Germany’s Blue Chip DAX Index Expands To 40 Companies

Germany’s famed DAX 30 index has been updated, reorganised and expanded to include 10 more company shares. Exchange operator Deutsche Börse announced plans for the change in 2020, taking 10 of the largest companies from the MDAX. The update affects the selection criteria, market capitalisation and regulatory practices of the index, so read on for details of how it could affect traders.

New Selection Criteria

The DAX 40 index will now consider members based on liquidity rather than stock exchange turnover when ranking constituents. This does not affect the market capitalisation requirements, but companies will also need to have been profitable over the last two financial years.

Moreover, companies will need to incorporate a new audit committee on their supervisory boards by September 2022, in compliance with the German Corporate Governance Code.

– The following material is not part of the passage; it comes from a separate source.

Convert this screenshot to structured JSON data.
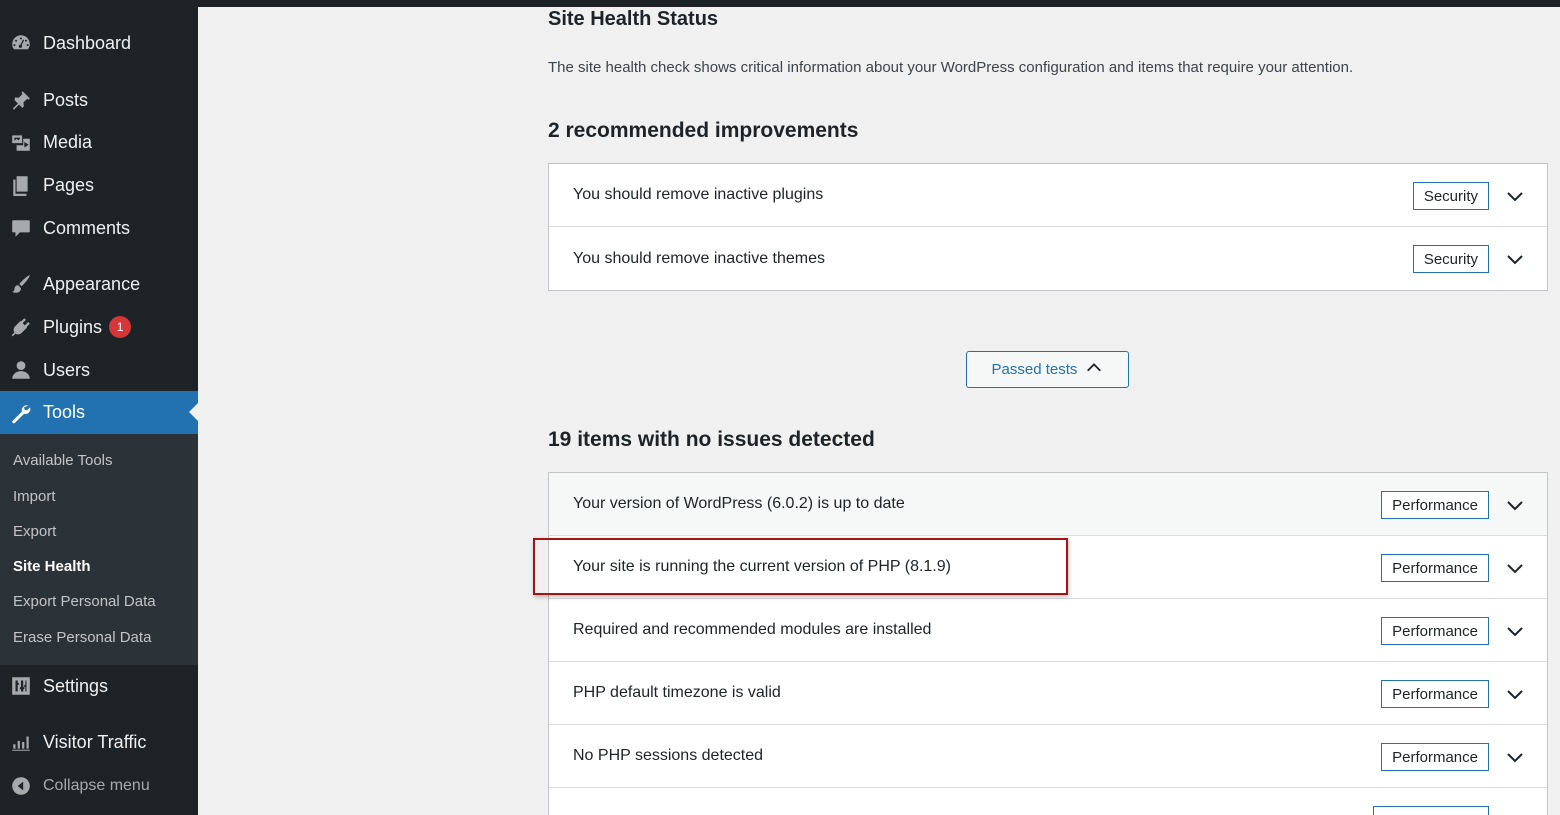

The index as a whole will also now be reviewed twice a year, rather than once, and a requirement is in place for quarterly statements and annual audit reports.

MDAX Impact

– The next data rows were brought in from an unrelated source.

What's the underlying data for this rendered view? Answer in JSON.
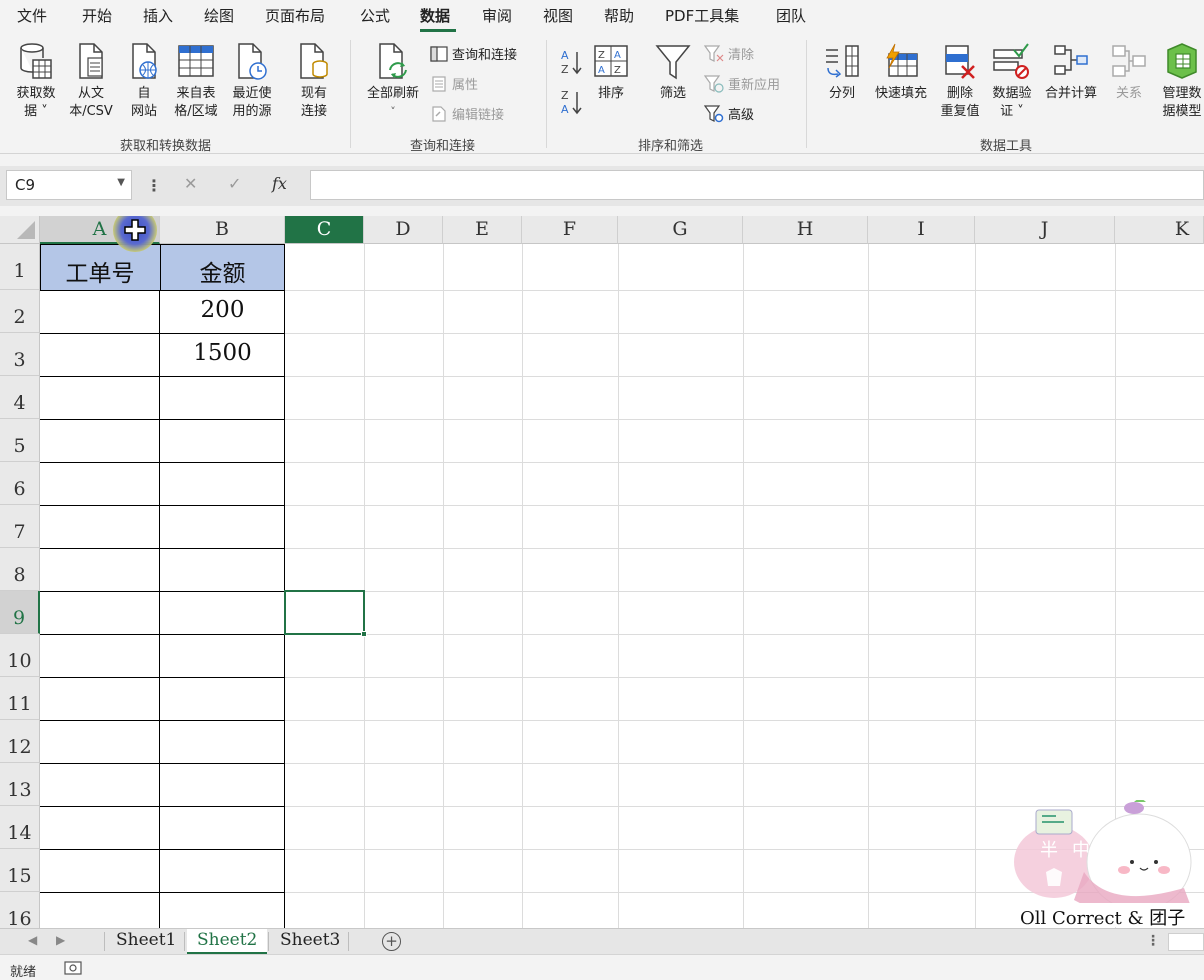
{
  "menu": {
    "tabs": [
      "文件",
      "开始",
      "插入",
      "绘图",
      "页面布局",
      "公式",
      "数据",
      "审阅",
      "视图",
      "帮助",
      "PDF工具集",
      "团队"
    ],
    "active": "数据"
  },
  "ribbon": {
    "get_transform": {
      "get_data": "获取数\n据 ˅",
      "from_text": "从文\n本/CSV",
      "from_web": "自\n网站",
      "from_table": "来自表\n格/区域",
      "recent_sources": "最近使\n用的源",
      "existing_conn": "现有\n连接",
      "group_label": "获取和转换数据"
    },
    "queries": {
      "refresh_all": "全部刷新",
      "queries_conn": "查询和连接",
      "properties": "属性",
      "edit_links": "编辑链接",
      "group_label": "查询和连接"
    },
    "sort_filter": {
      "sort": "排序",
      "filter": "筛选",
      "clear": "清除",
      "reapply": "重新应用",
      "advanced": "高级",
      "group_label": "排序和筛选"
    },
    "data_tools": {
      "text_to_cols": "分列",
      "flash_fill": "快速填充",
      "remove_dup": "删除\n重复值",
      "validation": "数据验\n证 ˅",
      "consolidate": "合并计算",
      "relationships": "关系",
      "manage_model": "管理数\n据模型",
      "group_label": "数据工具"
    }
  },
  "formula_bar": {
    "name_box": "C9",
    "fx": "fx",
    "value": ""
  },
  "grid": {
    "columns": [
      "A",
      "B",
      "C",
      "D",
      "E",
      "F",
      "G",
      "H",
      "I",
      "J",
      "K"
    ],
    "rows": [
      "1",
      "2",
      "3",
      "4",
      "5",
      "6",
      "7",
      "8",
      "9",
      "10",
      "11",
      "12",
      "13",
      "14",
      "15",
      "16"
    ],
    "active_cell": "C9",
    "cells": {
      "A1": "工单号",
      "B1": "金额",
      "B2": "200",
      "B3": "1500"
    }
  },
  "sheets": {
    "tabs": [
      "Sheet1",
      "Sheet2",
      "Sheet3"
    ],
    "active": "Sheet2"
  },
  "status": {
    "ready": "就绪"
  },
  "watermark": {
    "glyphs": [
      "半",
      "中"
    ],
    "caption": "Oll Correct & 团子"
  },
  "colors": {
    "accent": "#217346",
    "header_fill": "#b4c6e7"
  }
}
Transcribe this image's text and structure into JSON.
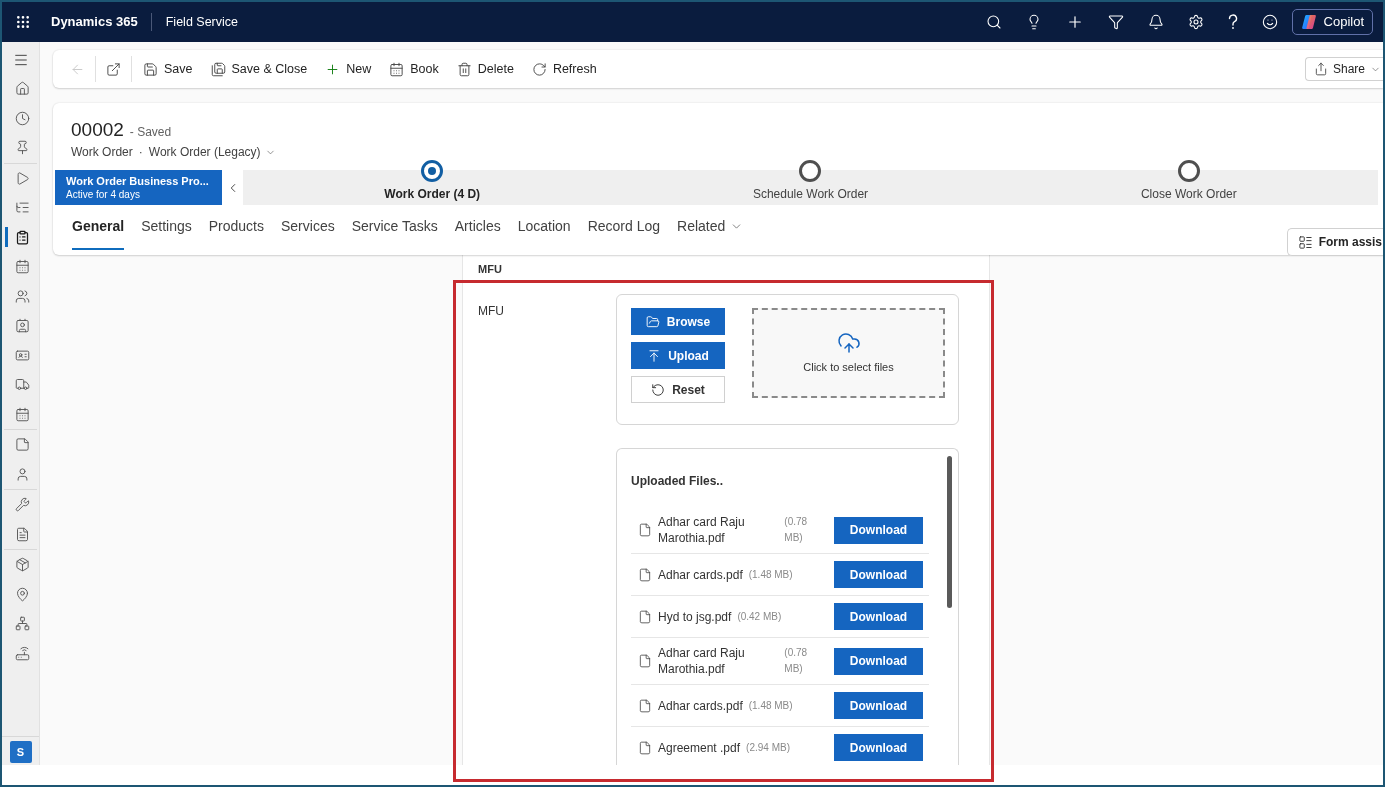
{
  "app_bar": {
    "app_name": "Dynamics 365",
    "area": "Field Service",
    "copilot_label": "Copilot"
  },
  "sidebar": {
    "groups": [
      {
        "items": [
          {
            "kind": "home",
            "selected": false
          },
          {
            "kind": "clock",
            "selected": false
          },
          {
            "kind": "pin",
            "selected": false
          }
        ]
      },
      {
        "items": [
          {
            "kind": "play",
            "selected": false
          },
          {
            "kind": "tree",
            "selected": false
          },
          {
            "kind": "clipboard",
            "selected": true
          },
          {
            "kind": "calendar",
            "selected": false
          },
          {
            "kind": "people",
            "selected": false
          },
          {
            "kind": "contact",
            "selected": false
          },
          {
            "kind": "card",
            "selected": false
          },
          {
            "kind": "truck",
            "selected": false
          },
          {
            "kind": "calendar",
            "selected": false
          }
        ]
      },
      {
        "items": [
          {
            "kind": "note",
            "selected": false
          },
          {
            "kind": "person",
            "selected": false
          }
        ]
      },
      {
        "items": [
          {
            "kind": "wrench",
            "selected": false
          },
          {
            "kind": "document",
            "selected": false
          }
        ]
      },
      {
        "items": [
          {
            "kind": "package",
            "selected": false
          },
          {
            "kind": "mappin",
            "selected": false
          },
          {
            "kind": "network",
            "selected": false
          },
          {
            "kind": "router",
            "selected": false
          }
        ]
      }
    ],
    "avatar": "S"
  },
  "command_bar": {
    "back_disabled": true,
    "commands": [
      {
        "kind": "save",
        "label": "Save"
      },
      {
        "kind": "saveclose",
        "label": "Save & Close"
      },
      {
        "kind": "new",
        "label": "New"
      },
      {
        "kind": "book",
        "label": "Book"
      },
      {
        "kind": "delete",
        "label": "Delete"
      },
      {
        "kind": "refresh",
        "label": "Refresh"
      }
    ],
    "share_label": "Share"
  },
  "record": {
    "number": "00002",
    "status": "- Saved",
    "entity": "Work Order",
    "separator": "·",
    "form": "Work Order (Legacy)"
  },
  "process": {
    "name": "Work Order Business Pro...",
    "active_for": "Active for 4 days",
    "stages": [
      {
        "label": "Work Order (4 D)",
        "selected": true
      },
      {
        "label": "Schedule Work Order",
        "selected": false
      },
      {
        "label": "Close Work Order",
        "selected": false
      }
    ]
  },
  "tabs": [
    {
      "label": "General",
      "selected": true,
      "has_menu": false
    },
    {
      "label": "Settings",
      "selected": false,
      "has_menu": false
    },
    {
      "label": "Products",
      "selected": false,
      "has_menu": false
    },
    {
      "label": "Services",
      "selected": false,
      "has_menu": false
    },
    {
      "label": "Service Tasks",
      "selected": false,
      "has_menu": false
    },
    {
      "label": "Articles",
      "selected": false,
      "has_menu": false
    },
    {
      "label": "Location",
      "selected": false,
      "has_menu": false
    },
    {
      "label": "Record Log",
      "selected": false,
      "has_menu": false
    },
    {
      "label": "Related",
      "selected": false,
      "has_menu": true
    }
  ],
  "form_assist": "Form assis",
  "section": {
    "previous_label": "MFU",
    "field_label": "MFU",
    "upload_buttons": [
      {
        "kind": "browse",
        "label": "Browse"
      },
      {
        "kind": "upload",
        "label": "Upload"
      },
      {
        "kind": "reset",
        "label": "Reset"
      }
    ],
    "dropzone_text": "Click to select files",
    "uploaded": {
      "title": "Uploaded Files..",
      "files": [
        {
          "name": "Adhar card Raju Marothia.pdf",
          "size": "(0.78 MB)",
          "action": "Download"
        },
        {
          "name": "Adhar cards.pdf",
          "size": "(1.48 MB)",
          "action": "Download"
        },
        {
          "name": "Hyd to jsg.pdf",
          "size": "(0.42 MB)",
          "action": "Download"
        },
        {
          "name": "Adhar card Raju Marothia.pdf",
          "size": "(0.78 MB)",
          "action": "Download"
        },
        {
          "name": "Adhar cards.pdf",
          "size": "(1.48 MB)",
          "action": "Download"
        },
        {
          "name": "Agreement .pdf",
          "size": "(2.94 MB)",
          "action": "Download"
        }
      ]
    }
  }
}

The MDAX, Deutsche Börse’s mid-level stock index will be quite significantly impacted by the change. The top ten companies on the index will now be removed, taking a large portion of its market capitalisation, potentially reducing its liquidity and lowering the number of member companies from 60 to 50. This could have quite an effect on day traders looking to profit from this portion of the German economy.

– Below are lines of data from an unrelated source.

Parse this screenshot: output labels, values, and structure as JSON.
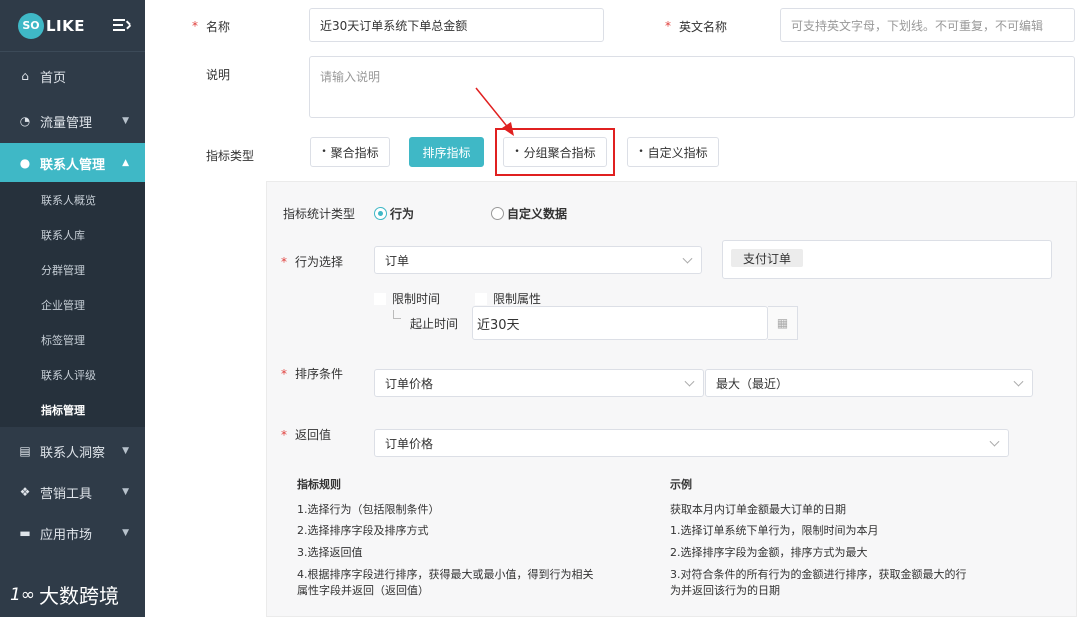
{
  "sidebar": {
    "logo_mark": "SO",
    "logo_text": "LIKE",
    "items": [
      {
        "label": "首页",
        "icon": "home-icon",
        "glyph": "⌂"
      },
      {
        "label": "流量管理",
        "icon": "pie-chart-icon",
        "glyph": "◔"
      },
      {
        "label": "联系人管理",
        "icon": "users-icon",
        "glyph": "👥"
      },
      {
        "label": "联系人洞察",
        "icon": "id-card-icon",
        "glyph": "▤"
      },
      {
        "label": "营销工具",
        "icon": "cubes-icon",
        "glyph": "❖"
      },
      {
        "label": "应用市场",
        "icon": "cart-icon",
        "glyph": "🛒"
      }
    ],
    "subitems": [
      "联系人概览",
      "联系人库",
      "分群管理",
      "企业管理",
      "标签管理",
      "联系人评级",
      "指标管理"
    ],
    "watermark": "大数跨境",
    "watermark_logo": "1∞"
  },
  "form": {
    "name_label": "名称",
    "name_value": "近30天订单系统下单总金额",
    "en_name_label": "英文名称",
    "en_name_placeholder": "可支持英文字母，下划线。不可重复，不可编辑",
    "desc_label": "说明",
    "desc_placeholder": "请输入说明",
    "type_label": "指标类型",
    "types": [
      "聚合指标",
      "排序指标",
      "分组聚合指标",
      "自定义指标"
    ]
  },
  "panel": {
    "stat_type_label": "指标统计类型",
    "radio_behavior": "行为",
    "radio_custom": "自定义数据",
    "behavior_label": "行为选择",
    "behavior_value": "订单",
    "behavior_tag": "支付订单",
    "limit_time": "限制时间",
    "limit_attr": "限制属性",
    "range_label": "起止时间",
    "range_value": "近30天",
    "sort_label": "排序条件",
    "sort_field": "订单价格",
    "sort_order": "最大（最近）",
    "return_label": "返回值",
    "return_value": "订单价格",
    "rules_title": "指标规则",
    "rules": [
      "1.选择行为（包括限制条件）",
      "2.选择排序字段及排序方式",
      "3.选择返回值",
      "4.根据排序字段进行排序，获得最大或最小值，得到行为相关",
      "属性字段并返回（返回值）"
    ],
    "example_title": "示例",
    "examples": [
      "获取本月内订单金额最大订单的日期",
      "1.选择订单系统下单行为，限制时间为本月",
      "2.选择排序字段为金额，排序方式为最大",
      "3.对符合条件的所有行为的金额进行排序，获取金额最大的行",
      "为并返回该行为的日期"
    ]
  }
}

DAX 40 Additions

The ten companies added to the new DAX 40 index at its conception were Airbus, Brenntag, Healthineers, HelloFresh, Porsche Automobile Holding, Puma, Sartorious, Siemens, Symrise, Qiagen and Zalando. The inclusion of more companies will help the index cover a wider range of industries and sectors, as well as shifting the weighting of existing members.

Impact On Traders

The inclusion of another 10 major companies to form the DAX 40 will hit more sectors, reduce the respective weighting of each component and result in a more frequent membership review.

At first sight, it seems that this would increase the representation of various industries, resulting in a better measure for the German economy. Where before this was done using the DAX 30 and MDAX, traders can improve their exposure with the use of just one index.

However, the shift in component weightings may mean that the larger, more influential companies will become less impactful. This could result in the need for investors to rethink their fundamental analysis, reform their prediction algorithms and research new industries and financial sectors.

For a complete guide to trading the DAX 40, see our dedicated page here.